“There weren’t a lot of concert halls – just Star Plaza Theatre, really – but there were hundreds of bars and everyone had live music and entertainment,” Martinez said.
He slowly transitioned out of that over the years, and today Northwest Indiana knows Roly Martinez as the friendly owner/operator of Gastro 49 Pub & Eatery in Chesterton, and Big Time Burgers & Brews in Portage. At the end of October, he and his partners will open Barque Barbeque and Bourbon in Portage as well.
Martinez started in restaurants by opening a pizza joint first. The transition into the restaurant industry wasn’t difficult, but he is one of those hands-on owners/operators involved in every part of his restaurants’ operations. He works hard.
Martinez was inspired to open Gastro 49 when he saw the budding craft beer industry in the Region.
“I had business owners telling me, ‘Nobody’s going to pay $5 for a beer around here. It’s just not going to happen,’” Martinez said. “But I knew there was an opportunity, and I wanted to open a restaurant that would support our local breweries and give them a place to showcase their products.” Both Gastro 49 and Big Time Burgers & Brews feature local craft beer.
Martinez has a strong conviction for supporting the local community that has been so supportive of him and his family.
“When I moved here, I took a big step. But I always found Portage to have a strong sense of community,” he said. “When we were having our house built, I was at a gas station in Portage getting a gallon of milk. I started talking to the lady in front of me and mentioned that I just moved from Chicago. She smiled big and said, ‘Welcome to Portage,’ and I was like – wow. This place is my home.”
It's the reason he continues to invest in his community.
“I thought I wanted to be an entertainer, but I turned out to be the person who just wants to bring people joy. To this day, I’m still looking for that. When someone stops me and tells me their burger is delicious – I get goosebumps. It’s about making people happy, giving people good jobs, paying them well,” he said.
Martinez also is committed to guiding others to success.
‘Everything I have ever done and probably will ever do is because someone was nice enough to take me by the hand and tell me, ‘Do it like this. This is the way it works.’ So I do that with everyone who works for me, as much as I can.”
When Martinez meets with his partners, sure, they talk about business and money. But mostly – it’s about people.
“It’s all about making sure we keep inspiring our people. Let’s teach people how to be entrepreneurs. You can’t hold on to people like they’re plaques on the wall. You have to bring them in, inspire them, challenge them, change some beliefs, and let them succeed.”
For all it’s worth, Martinez said every ounce of his personal and professional success is due to his wife’s unwavering support.

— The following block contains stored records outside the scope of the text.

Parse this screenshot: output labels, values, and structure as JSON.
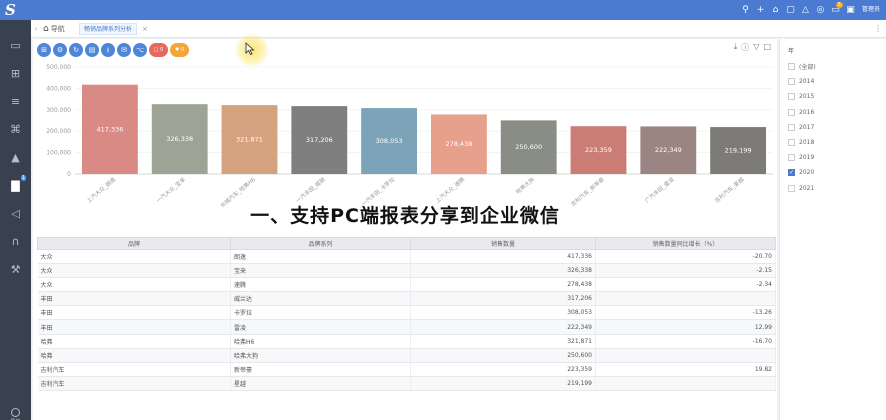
{
  "app": {
    "tab_home_label": "导航",
    "tab_active_label": "畅销品牌系列分析",
    "user_label": "管理员",
    "sidebar_bottom_label": "导航",
    "notification_badge": "5",
    "sidebar_badge": "1"
  },
  "toolbar": {
    "btn_count_a": "0",
    "btn_count_b": "0"
  },
  "banner": "一、支持PC端报表分享到企业微信",
  "chart_data": {
    "type": "bar",
    "categories": [
      "上汽大众_朗逸",
      "一汽大众_宝来",
      "长城汽车_哈弗H6",
      "一汽丰田_威驰",
      "一汽丰田_卡罗拉",
      "上汽大众_速腾",
      "哈弗大狗",
      "吉利汽车_新帝豪",
      "广汽丰田_雷凌",
      "吉利汽车_豪越"
    ],
    "values": [
      417336,
      326338,
      321871,
      317206,
      308053,
      278438,
      250600,
      223359,
      222349,
      219199
    ],
    "value_labels": [
      "417,336",
      "326,338",
      "321,871",
      "317,206",
      "308,053",
      "278,438",
      "250,600",
      "223,359",
      "222,349",
      "219,199"
    ],
    "colors": [
      "#d98a85",
      "#9ea495",
      "#d4a27f",
      "#7f7f7f",
      "#7da3b8",
      "#e6a08c",
      "#8a8d85",
      "#c97d74",
      "#9b8582",
      "#7c7b78"
    ],
    "yticks": [
      "0",
      "100,000",
      "200,000",
      "300,000",
      "400,000",
      "500,000"
    ],
    "ylim": [
      0,
      500000
    ]
  },
  "table": {
    "headers": [
      "品牌",
      "品牌系列",
      "销售数量",
      "销售数量同比增长（%）"
    ],
    "rows": [
      [
        "大众",
        "朗逸",
        "417,336",
        "-20.70"
      ],
      [
        "大众",
        "宝来",
        "326,338",
        "-2.15"
      ],
      [
        "大众",
        "速腾",
        "278,438",
        "-2.34"
      ],
      [
        "丰田",
        "威兰达",
        "317,206",
        ""
      ],
      [
        "丰田",
        "卡罗拉",
        "308,053",
        "-13.26"
      ],
      [
        "丰田",
        "雷凌",
        "222,349",
        "12.99"
      ],
      [
        "哈弗",
        "哈弗H6",
        "321,871",
        "-16.70"
      ],
      [
        "哈弗",
        "哈弗大狗",
        "250,600",
        ""
      ],
      [
        "吉利汽车",
        "新帝豪",
        "223,359",
        "19.82"
      ],
      [
        "吉利汽车",
        "星越",
        "219,199",
        ""
      ]
    ]
  },
  "filter": {
    "title": "年",
    "items": [
      {
        "label": "(全部)",
        "checked": false
      },
      {
        "label": "2014",
        "checked": false
      },
      {
        "label": "2015",
        "checked": false
      },
      {
        "label": "2016",
        "checked": false
      },
      {
        "label": "2017",
        "checked": false
      },
      {
        "label": "2018",
        "checked": false
      },
      {
        "label": "2019",
        "checked": false
      },
      {
        "label": "2020",
        "checked": true
      },
      {
        "label": "2021",
        "checked": false
      }
    ]
  }
}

“If it weren’t for my wife (Lynda), we’d be living in a cardboard box. Every time I have failed, she has stood by me, in front of me, and told me, ‘Shake it off. Keep going,’” Martinez said.
So how does he keep going?
“I think a lot of people say they want to be happy, but what they really want is peace. And peace comes with someone leading you and giving you that sense of satisfaction, and convincing you that you matter and are making a difference. My customers have no clue how much they matter to me.”
Martinez said his three grown sons, teenage daughter, wife, and everyone around him – business partners, customers, employees, friends – keep him grounded in a community he loves, so he can just keep doing what he loves to do: make people happy.